Breast cancer is the most common cancer in women other than skin cancer. One in eight women will develop invasive breast cancer at some point in their lives (American Cancer Society, 2008).
Clearly, women diagnosed with breast cancer would be expected to suffer psychological as well as physical pain. In fact, many studies suggest a prevalence of depressive symptoms in the cancer patient.
What Does the Research Suggest? The frequency of depression occurring in patients after diagnosis has reported rates to be as high as 58%, suggesting a strong relationship between the diagnosis of cancer and the onset of depression.
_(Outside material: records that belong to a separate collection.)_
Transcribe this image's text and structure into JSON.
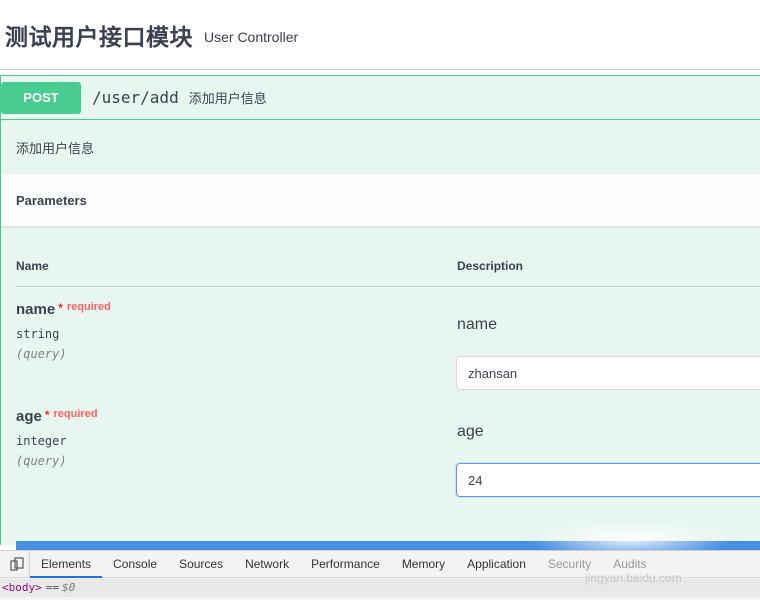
{
  "tag": {
    "title": "测试用户接口模块",
    "description": "User Controller"
  },
  "operation": {
    "method": "POST",
    "path": "/user/add",
    "summary": "添加用户信息",
    "description": "添加用户信息",
    "parameters_title": "Parameters",
    "columns": {
      "name": "Name",
      "description": "Description"
    },
    "params": [
      {
        "name": "name",
        "star": "*",
        "required": "required",
        "type": "string",
        "in": "(query)",
        "label": "name",
        "value": "zhansan"
      },
      {
        "name": "age",
        "star": "*",
        "required": "required",
        "type": "integer",
        "in": "(query)",
        "label": "age",
        "value": "24"
      }
    ]
  },
  "devtools": {
    "tabs": [
      "Elements",
      "Console",
      "Sources",
      "Network",
      "Performance",
      "Memory",
      "Application",
      "Security",
      "Audits"
    ],
    "active_tab": "Elements",
    "breadcrumb": {
      "tag": "<body>",
      "eq": "==",
      "var": "$0"
    },
    "watermark": "jingyan.baidu.com"
  },
  "colors": {
    "post": "#49cc90",
    "opblock_bg": "#e8f6f0",
    "execute": "#4990e2",
    "required": "#ff6060"
  }
}
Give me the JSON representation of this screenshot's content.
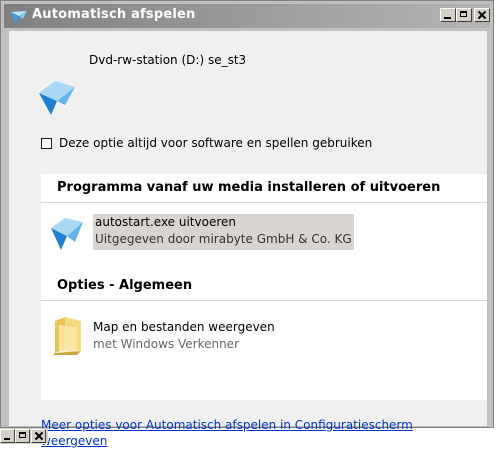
{
  "window": {
    "title": "Automatisch afspelen",
    "title_icon": "autoplay-icon",
    "controls": [
      "minimize-icon",
      "maximize-icon",
      "close-icon"
    ]
  },
  "device": {
    "label": "Dvd-rw-station (D:) se_st3",
    "icon": "dvd-drive-icon"
  },
  "always_option": {
    "label": "Deze optie altijd voor software en spellen gebruiken",
    "checked": false
  },
  "sections": [
    {
      "header": "Programma vanaf uw media installeren of uitvoeren",
      "option": {
        "title": "autostart.exe uitvoeren",
        "subtitle": "Uitgegeven door mirabyte GmbH & Co. KG",
        "icon": "autoplay-program-icon",
        "highlighted": true
      }
    },
    {
      "header": "Opties - Algemeen",
      "option": {
        "title": "Map en bestanden weergeven",
        "subtitle": "met Windows Verkenner",
        "icon": "folder-icon",
        "highlighted": false
      }
    }
  ],
  "config_link": "Meer opties voor Automatisch afspelen in Configuratiescherm weergeven",
  "colors": {
    "link": "#0033cc",
    "highlight": "#d9d4cf",
    "client_bg": "#f0f0f0"
  }
}
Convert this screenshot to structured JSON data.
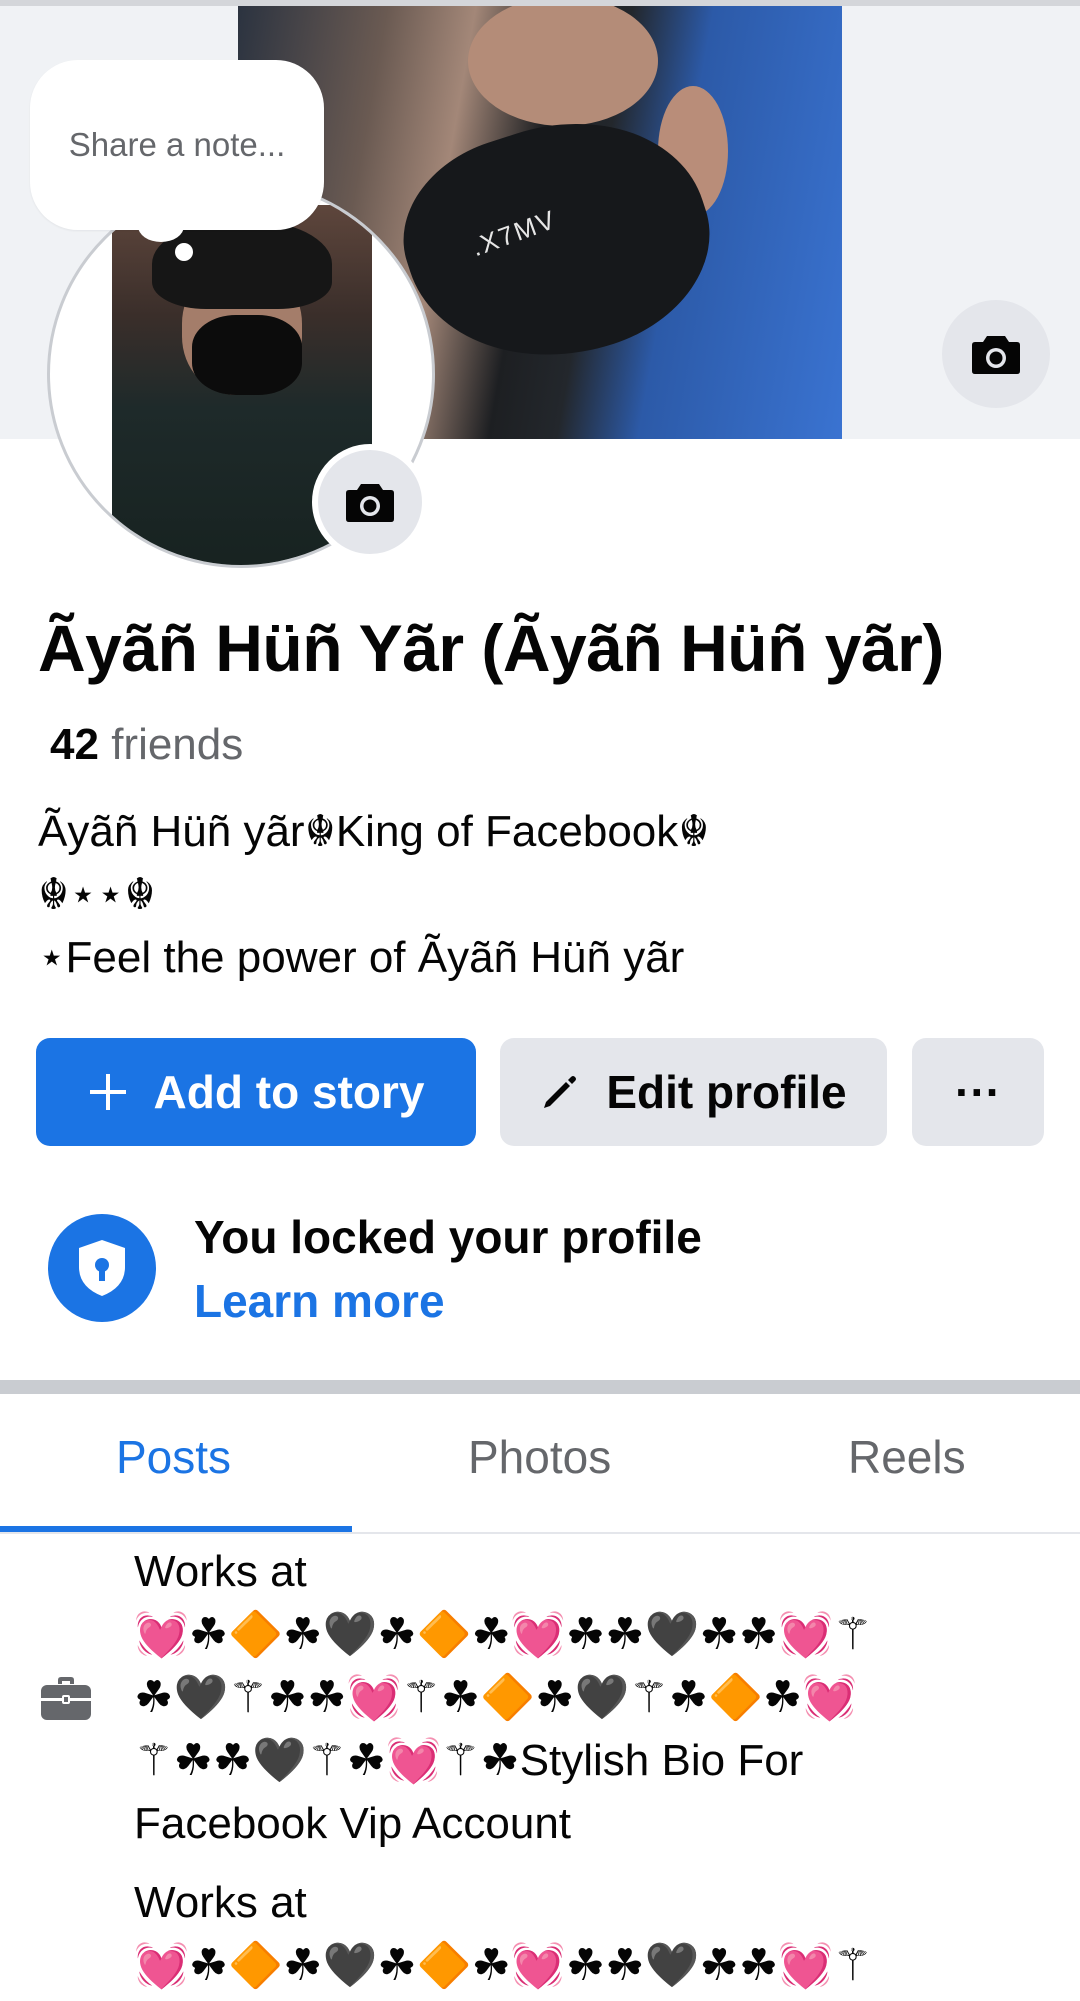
{
  "note": {
    "placeholder": "Share a note..."
  },
  "cover": {
    "mask_text": ".X7MV"
  },
  "profile": {
    "name": "Ãyãñ Hüñ Yãr (Ãyãñ Hüñ yãr)",
    "friends_count": "42",
    "friends_label": "friends",
    "bio_lines": [
      "Ãyãñ Hüñ yãr☬King of Facebook☬",
      "☬⋆⋆☬",
      "⋆Feel the power of Ãyãñ Hüñ yãr"
    ]
  },
  "actions": {
    "add_story": "Add to story",
    "edit_profile": "Edit profile",
    "more": "···"
  },
  "lock": {
    "title": "You locked your profile",
    "link": "Learn more"
  },
  "tabs": [
    {
      "label": "Posts",
      "active": true
    },
    {
      "label": "Photos",
      "active": false
    },
    {
      "label": "Reels",
      "active": false
    }
  ],
  "work": {
    "entries": [
      {
        "lines": [
          "Works at",
          "💓☘🔶☘🖤☘🔶☘💓☘☘🖤☘☘💓⚚",
          "☘🖤⚚☘☘💓⚚☘🔶☘🖤⚚☘🔶☘💓",
          "⚚☘☘🖤⚚☘💓⚚☘Stylish Bio For",
          "Facebook Vip Account"
        ]
      },
      {
        "lines": [
          "Works at",
          "💓☘🔶☘🖤☘🔶☘💓☘☘🖤☘☘💓⚚"
        ]
      }
    ]
  },
  "colors": {
    "accent": "#1b74e4",
    "button_grey": "#e4e6eb",
    "secondary_text": "#65676b"
  },
  "icons": [
    "camera-icon",
    "plus-icon",
    "pencil-icon",
    "more-icon",
    "shield-lock-icon",
    "briefcase-icon"
  ]
}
Recent research looking at illness and the mind/body connection found a surprising twist: One major 13-year study found that participants with a history of depression were four times more likely to develop breast cancer than those who had never been depressed.
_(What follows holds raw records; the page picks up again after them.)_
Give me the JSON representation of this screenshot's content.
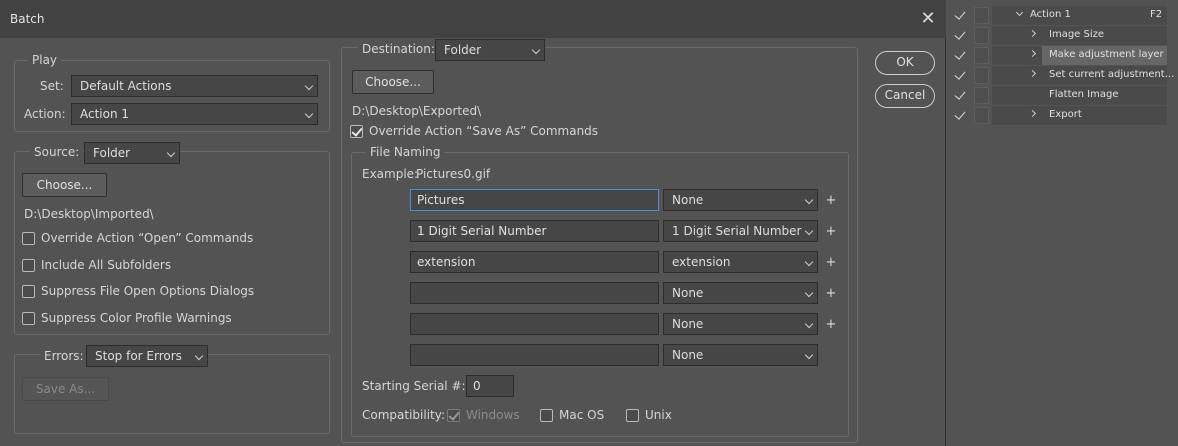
{
  "dialog": {
    "title": "Batch",
    "ok_label": "OK",
    "cancel_label": "Cancel",
    "play": {
      "legend": "Play",
      "set_label": "Set:",
      "set_value": "Default Actions",
      "action_label": "Action:",
      "action_value": "Action 1"
    },
    "source": {
      "label": "Source:",
      "value": "Folder",
      "choose_label": "Choose...",
      "path": "D:\\Desktop\\Imported\\",
      "options": [
        {
          "label": "Override Action “Open” Commands",
          "checked": false
        },
        {
          "label": "Include All Subfolders",
          "checked": false
        },
        {
          "label": "Suppress File Open Options Dialogs",
          "checked": false
        },
        {
          "label": "Suppress Color Profile Warnings",
          "checked": false
        }
      ]
    },
    "errors": {
      "label": "Errors:",
      "value": "Stop for Errors",
      "save_as_label": "Save As..."
    },
    "destination": {
      "label": "Destination:",
      "value": "Folder",
      "choose_label": "Choose...",
      "path": "D:\\Desktop\\Exported\\",
      "override_label": "Override Action “Save As” Commands",
      "override_checked": true
    },
    "file_naming": {
      "legend": "File Naming",
      "example_label": "Example:",
      "example_value": "Pictures0.gif",
      "rows": [
        {
          "text": "Pictures",
          "option": "None",
          "plus": "+"
        },
        {
          "text": "1 Digit Serial Number",
          "option": "1 Digit Serial Number",
          "plus": "+"
        },
        {
          "text": "extension",
          "option": "extension",
          "plus": "+"
        },
        {
          "text": "",
          "option": "None",
          "plus": "+"
        },
        {
          "text": "",
          "option": "None",
          "plus": "+"
        },
        {
          "text": "",
          "option": "None",
          "plus": ""
        }
      ],
      "serial_label": "Starting Serial #:",
      "serial_value": "0",
      "compat_label": "Compatibility:",
      "compat": [
        {
          "label": "Windows",
          "checked": true,
          "disabled": true
        },
        {
          "label": "Mac OS",
          "checked": false,
          "disabled": false
        },
        {
          "label": "Unix",
          "checked": false,
          "disabled": false
        }
      ]
    }
  },
  "actions_panel": {
    "items": [
      {
        "label": "Action 1",
        "shortcut": "F2",
        "chevron": "down",
        "selected": false,
        "level": 0
      },
      {
        "label": "Image Size",
        "shortcut": "",
        "chevron": "right",
        "selected": false,
        "level": 1
      },
      {
        "label": "Make adjustment layer",
        "shortcut": "",
        "chevron": "right",
        "selected": true,
        "level": 1
      },
      {
        "label": "Set current adjustment...",
        "shortcut": "",
        "chevron": "right",
        "selected": false,
        "level": 1
      },
      {
        "label": "Flatten Image",
        "shortcut": "",
        "chevron": "",
        "selected": false,
        "level": 1
      },
      {
        "label": "Export",
        "shortcut": "",
        "chevron": "right",
        "selected": false,
        "level": 1
      }
    ]
  }
}
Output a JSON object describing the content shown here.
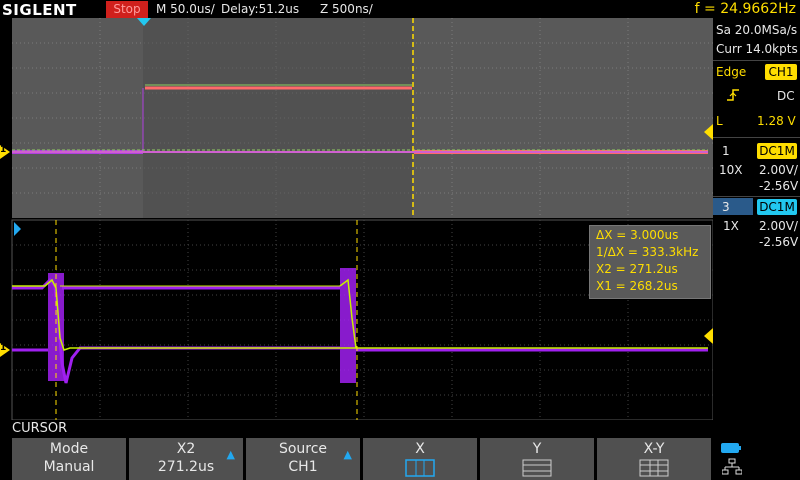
{
  "brand": "SIGLENT",
  "run_state": "Stop",
  "timebase": "M 50.0us/",
  "delay": "Delay:51.2us",
  "zoom_timebase": "Z 500ns/",
  "frequency": "f = 24.9662Hz",
  "acquisition": {
    "sample_rate": "Sa 20.0MSa/s",
    "memory": "Curr 14.0kpts"
  },
  "trigger": {
    "type": "Edge",
    "source": "CH1",
    "coupling": "DC",
    "level_label": "L",
    "level": "1.28 V"
  },
  "channels": [
    {
      "number": "1",
      "coupling": "DC1M",
      "probe": "10X",
      "scale": "2.00V/",
      "offset": "-2.56V",
      "color": "#ffde00"
    },
    {
      "number": "3",
      "coupling": "DC1M",
      "probe": "1X",
      "scale": "2.00V/",
      "offset": "-2.56V",
      "color": "#22c8f0"
    }
  ],
  "cursor_readout": {
    "dx": "ΔX = 3.000us",
    "inv_dx": "1/ΔX = 333.3kHz",
    "x2": "X2 = 271.2us",
    "x1": "X1 = 268.2us"
  },
  "menu_title": "CURSOR",
  "softkeys": [
    {
      "title": "Mode",
      "value": "Manual"
    },
    {
      "title": "X2",
      "value": "271.2us"
    },
    {
      "title": "Source",
      "value": "CH1"
    },
    {
      "title": "X",
      "value": ""
    },
    {
      "title": "Y",
      "value": ""
    },
    {
      "title": "X-Y",
      "value": ""
    }
  ],
  "marker_labels": {
    "ch1_main": "1",
    "ch1_zoom": "1"
  },
  "colors": {
    "ch1": "#ffde00",
    "ch3": "#a020f0",
    "cursor": "#ffde00",
    "trigger": "#d0201c",
    "accent": "#22c8f0"
  }
}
We now are able to look at mental illness biologically, thanks to medical imaging technology, which enables scientists to "see" clinical depression in the brain. They have also been able to trace how early life experiences can change certain brain structures, through the overactivation of certain chemicals and hormones, in response to stress, for example. This information has changed how depression is viewed and treated.
Sadness vs. Depression - It is important to distinguish depression from sadness. Depression is more than just being sad. The symptoms of depression include:
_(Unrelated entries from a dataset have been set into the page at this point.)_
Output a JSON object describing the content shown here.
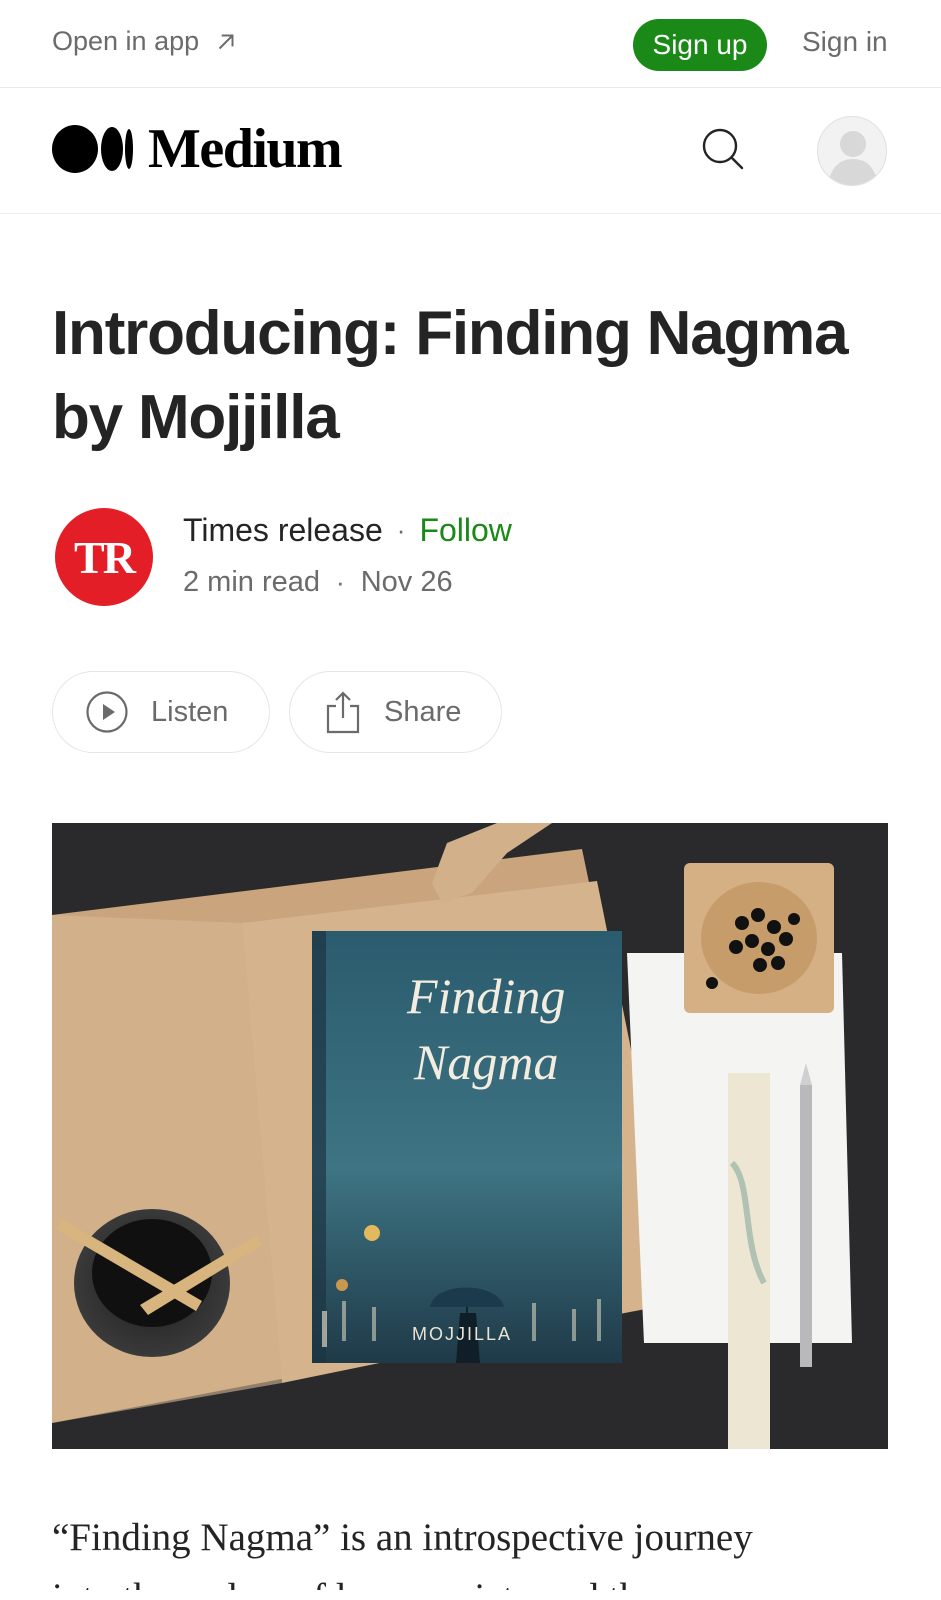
{
  "topbar": {
    "open_in_app": "Open in app",
    "sign_up": "Sign up",
    "sign_in": "Sign in"
  },
  "brand": {
    "name": "Medium",
    "accent_color": "#1a8917"
  },
  "article": {
    "title": "Introducing: Finding Nagma by Mojjilla",
    "author": {
      "initials": "TR",
      "name": "Times release",
      "follow": "Follow",
      "read_time": "2 min read",
      "date": "Nov 26",
      "badge_color": "#e41e26"
    },
    "actions": {
      "listen": "Listen",
      "share": "Share"
    },
    "hero": {
      "cover_title_line1": "Finding",
      "cover_title_line2": "Nagma",
      "cover_author": "MOJJILLA"
    },
    "body_first_line": "“Finding Nagma” is an introspective journey",
    "body_second_line": "into the realms of love, society and the unseen"
  },
  "icons": [
    "arrow-up-right-icon",
    "medium-logo-icon",
    "search-icon",
    "user-avatar-icon",
    "play-icon",
    "share-icon"
  ]
}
- Prolonged sadness or unexplained crying spells
- Significant changes in appetite and sleep patterns
- Irritability, anger, worry, agitation, anxiety
- Pessimism, indifference
- Loss of energy, persistent lethargy
- Feelings of guilt, worthlessness
- Inability to concentrate, indecisiveness
- Inability to take pleasure in former interests, social withdrawal
- Unexplained aches and pains
- Recurring thoughts of death or suicide
Helpful Strategies - Once a diagnosis of clinical depression is determined by the doctor, treatment of both the cancer and the depression becomes vital to a patient's well being. Depression is a treatable disorder that has a biological basis.
Effective treatments may include: psychotherapy; group therapy; antidepressant medication. There is compelling evidence that the combination of psychotherapy and medication management produces the best results for many patients.
Other coping methods include: journaling; engaging in regular physical activity; taking time for pleasurable pursuits each day; talking with supportive friends and family.